Lacey Ritter is currently in her fourth year of her Ph.D. program in sociology, working on her prospectus and developing her skills as a teacher and researcher. With an emphasis on health and aging, Lacey is focusing on health differences in elderly populations based on their sexual orientation. Lacey received her B.A. in sociology and anthropology from the University of Northern Iowa and her M.A. in sociology with a college teaching emphasis from Minnesota State University-Mankato. Lacey has taught a variety of courses, including Introduction to Sociology, Social Problems, Methods for Social Research, Sociological Theory, and Social Psychology. She also created a class – Sociology of Death and Dying – which led to her nomination and subsequent reception of the PIE Outstanding Teaching Assistant Award in 2016. Teaching is Lacey’s first passion – being able to see students understand and comprehend social matters and have them make an impact on their futures is extremely rewarding and a goal she hopes to continue reaching throughout her career.

Felicia Youngblood

Musicology, College of Music

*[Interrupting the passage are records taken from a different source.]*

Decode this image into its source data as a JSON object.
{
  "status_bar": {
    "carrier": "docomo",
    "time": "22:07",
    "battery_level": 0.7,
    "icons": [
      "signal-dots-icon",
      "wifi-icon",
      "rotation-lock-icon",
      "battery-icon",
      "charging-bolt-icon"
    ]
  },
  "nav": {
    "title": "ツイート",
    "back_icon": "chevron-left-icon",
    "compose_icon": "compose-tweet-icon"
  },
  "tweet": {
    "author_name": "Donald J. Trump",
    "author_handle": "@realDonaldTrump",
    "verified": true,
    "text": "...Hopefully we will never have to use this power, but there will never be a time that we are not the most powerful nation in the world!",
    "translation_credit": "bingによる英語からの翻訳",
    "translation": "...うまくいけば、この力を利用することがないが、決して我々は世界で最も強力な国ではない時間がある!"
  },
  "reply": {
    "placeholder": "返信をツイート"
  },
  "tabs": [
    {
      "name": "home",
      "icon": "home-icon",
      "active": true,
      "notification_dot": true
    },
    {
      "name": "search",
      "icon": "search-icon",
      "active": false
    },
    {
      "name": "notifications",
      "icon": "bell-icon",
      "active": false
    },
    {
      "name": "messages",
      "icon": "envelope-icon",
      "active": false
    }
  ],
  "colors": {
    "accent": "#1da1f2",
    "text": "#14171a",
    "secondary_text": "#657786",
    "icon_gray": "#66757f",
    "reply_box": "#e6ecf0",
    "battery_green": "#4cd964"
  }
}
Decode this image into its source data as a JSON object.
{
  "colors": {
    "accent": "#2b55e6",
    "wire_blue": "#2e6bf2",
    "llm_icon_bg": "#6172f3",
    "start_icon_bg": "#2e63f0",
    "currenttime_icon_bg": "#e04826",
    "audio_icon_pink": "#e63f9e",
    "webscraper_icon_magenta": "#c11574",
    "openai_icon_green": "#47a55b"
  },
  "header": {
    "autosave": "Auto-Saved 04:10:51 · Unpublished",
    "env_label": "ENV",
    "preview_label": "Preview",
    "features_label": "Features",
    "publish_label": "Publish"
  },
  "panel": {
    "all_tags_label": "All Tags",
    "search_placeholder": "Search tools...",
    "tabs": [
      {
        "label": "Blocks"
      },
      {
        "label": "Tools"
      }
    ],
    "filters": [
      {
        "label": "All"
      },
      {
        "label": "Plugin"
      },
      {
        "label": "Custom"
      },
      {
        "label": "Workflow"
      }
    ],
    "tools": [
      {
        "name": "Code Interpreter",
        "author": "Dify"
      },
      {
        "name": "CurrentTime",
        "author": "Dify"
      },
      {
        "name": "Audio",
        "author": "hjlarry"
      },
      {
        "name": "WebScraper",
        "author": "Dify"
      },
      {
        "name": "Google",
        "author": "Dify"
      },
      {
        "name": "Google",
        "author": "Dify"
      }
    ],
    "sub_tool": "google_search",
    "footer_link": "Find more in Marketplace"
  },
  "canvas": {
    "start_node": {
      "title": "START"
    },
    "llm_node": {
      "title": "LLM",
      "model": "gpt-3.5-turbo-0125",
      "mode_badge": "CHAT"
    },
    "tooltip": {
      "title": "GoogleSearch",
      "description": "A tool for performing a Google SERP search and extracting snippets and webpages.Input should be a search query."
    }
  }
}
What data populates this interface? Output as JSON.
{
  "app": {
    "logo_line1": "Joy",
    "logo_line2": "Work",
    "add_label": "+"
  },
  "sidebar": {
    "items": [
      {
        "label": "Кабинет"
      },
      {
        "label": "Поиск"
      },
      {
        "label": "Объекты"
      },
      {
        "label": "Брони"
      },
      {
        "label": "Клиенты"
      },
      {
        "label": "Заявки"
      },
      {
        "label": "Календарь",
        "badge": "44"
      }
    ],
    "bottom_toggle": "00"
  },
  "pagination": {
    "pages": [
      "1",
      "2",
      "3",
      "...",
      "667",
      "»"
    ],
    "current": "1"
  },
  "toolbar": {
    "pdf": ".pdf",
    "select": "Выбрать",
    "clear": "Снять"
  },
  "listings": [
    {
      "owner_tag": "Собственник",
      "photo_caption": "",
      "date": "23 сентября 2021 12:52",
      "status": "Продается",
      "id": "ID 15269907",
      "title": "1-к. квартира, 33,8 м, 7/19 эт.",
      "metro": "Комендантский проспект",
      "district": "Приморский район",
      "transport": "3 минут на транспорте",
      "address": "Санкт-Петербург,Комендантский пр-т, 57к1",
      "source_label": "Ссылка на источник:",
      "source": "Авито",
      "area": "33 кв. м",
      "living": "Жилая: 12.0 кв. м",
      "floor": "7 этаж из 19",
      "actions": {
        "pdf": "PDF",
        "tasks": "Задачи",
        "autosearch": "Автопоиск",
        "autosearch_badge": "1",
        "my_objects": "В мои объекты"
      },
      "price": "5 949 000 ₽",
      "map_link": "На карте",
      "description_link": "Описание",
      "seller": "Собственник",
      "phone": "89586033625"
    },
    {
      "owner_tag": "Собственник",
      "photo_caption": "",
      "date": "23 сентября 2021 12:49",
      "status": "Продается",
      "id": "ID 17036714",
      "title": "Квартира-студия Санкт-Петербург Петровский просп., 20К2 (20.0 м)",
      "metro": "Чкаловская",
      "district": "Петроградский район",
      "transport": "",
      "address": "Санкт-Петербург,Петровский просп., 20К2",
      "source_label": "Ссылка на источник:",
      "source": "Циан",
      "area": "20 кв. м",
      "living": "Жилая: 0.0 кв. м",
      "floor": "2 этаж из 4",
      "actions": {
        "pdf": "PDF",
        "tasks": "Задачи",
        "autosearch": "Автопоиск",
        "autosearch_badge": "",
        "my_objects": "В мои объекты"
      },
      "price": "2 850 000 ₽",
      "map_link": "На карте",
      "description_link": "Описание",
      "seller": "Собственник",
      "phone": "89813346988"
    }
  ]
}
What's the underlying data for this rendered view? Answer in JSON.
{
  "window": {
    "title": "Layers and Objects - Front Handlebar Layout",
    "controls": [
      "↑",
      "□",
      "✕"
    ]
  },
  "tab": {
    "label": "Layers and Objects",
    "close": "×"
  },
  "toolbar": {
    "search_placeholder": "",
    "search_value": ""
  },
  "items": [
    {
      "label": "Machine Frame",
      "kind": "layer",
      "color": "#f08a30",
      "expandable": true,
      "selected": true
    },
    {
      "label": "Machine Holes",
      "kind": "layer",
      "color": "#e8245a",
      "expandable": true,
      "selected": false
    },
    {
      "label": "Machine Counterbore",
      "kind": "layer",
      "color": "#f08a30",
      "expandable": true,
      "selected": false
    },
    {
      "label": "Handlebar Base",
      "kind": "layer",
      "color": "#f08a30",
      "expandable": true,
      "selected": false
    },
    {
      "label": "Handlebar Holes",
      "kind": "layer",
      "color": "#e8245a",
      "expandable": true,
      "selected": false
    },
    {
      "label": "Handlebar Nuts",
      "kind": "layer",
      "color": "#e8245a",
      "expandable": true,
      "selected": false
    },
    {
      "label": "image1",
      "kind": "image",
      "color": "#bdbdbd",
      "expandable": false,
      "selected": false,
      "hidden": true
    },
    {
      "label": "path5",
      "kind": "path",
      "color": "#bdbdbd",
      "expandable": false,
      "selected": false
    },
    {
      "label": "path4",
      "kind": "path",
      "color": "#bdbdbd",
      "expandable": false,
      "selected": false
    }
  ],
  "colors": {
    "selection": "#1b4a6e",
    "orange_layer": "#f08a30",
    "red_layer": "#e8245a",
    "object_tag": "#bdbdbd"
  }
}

Felicia is a third-year PhD student in Musicology at FSU’s College of Music, where she has taught American Roots Music, Modern Popular Music, Survey of Music Literature, and Music Literature, Listening, and Understanding. She received her MM in Ethnomusicology from FSU in 2013 and her BA in Music Education from Catawba College in 2011. Felicia’s research explores music, gender, and healing in the Southern Italian tarantella ritual and in US pagan communities. She began field research in these areas in 2015 when she was named a Carol Krebs Research Fellow Award recipient. She continues her research in Italy this year under the 2016 FSU Musicology Area Summer Research Award. Felicia looks forward to teaching both American Roots Music and World Music for majors and non-majors in the upcoming school year. She hopes to continue refining her teaching skills in and out of the classroom by building meaningful relationships with her students and colleagues that lead to fruitful engagement on the topics of music and culture!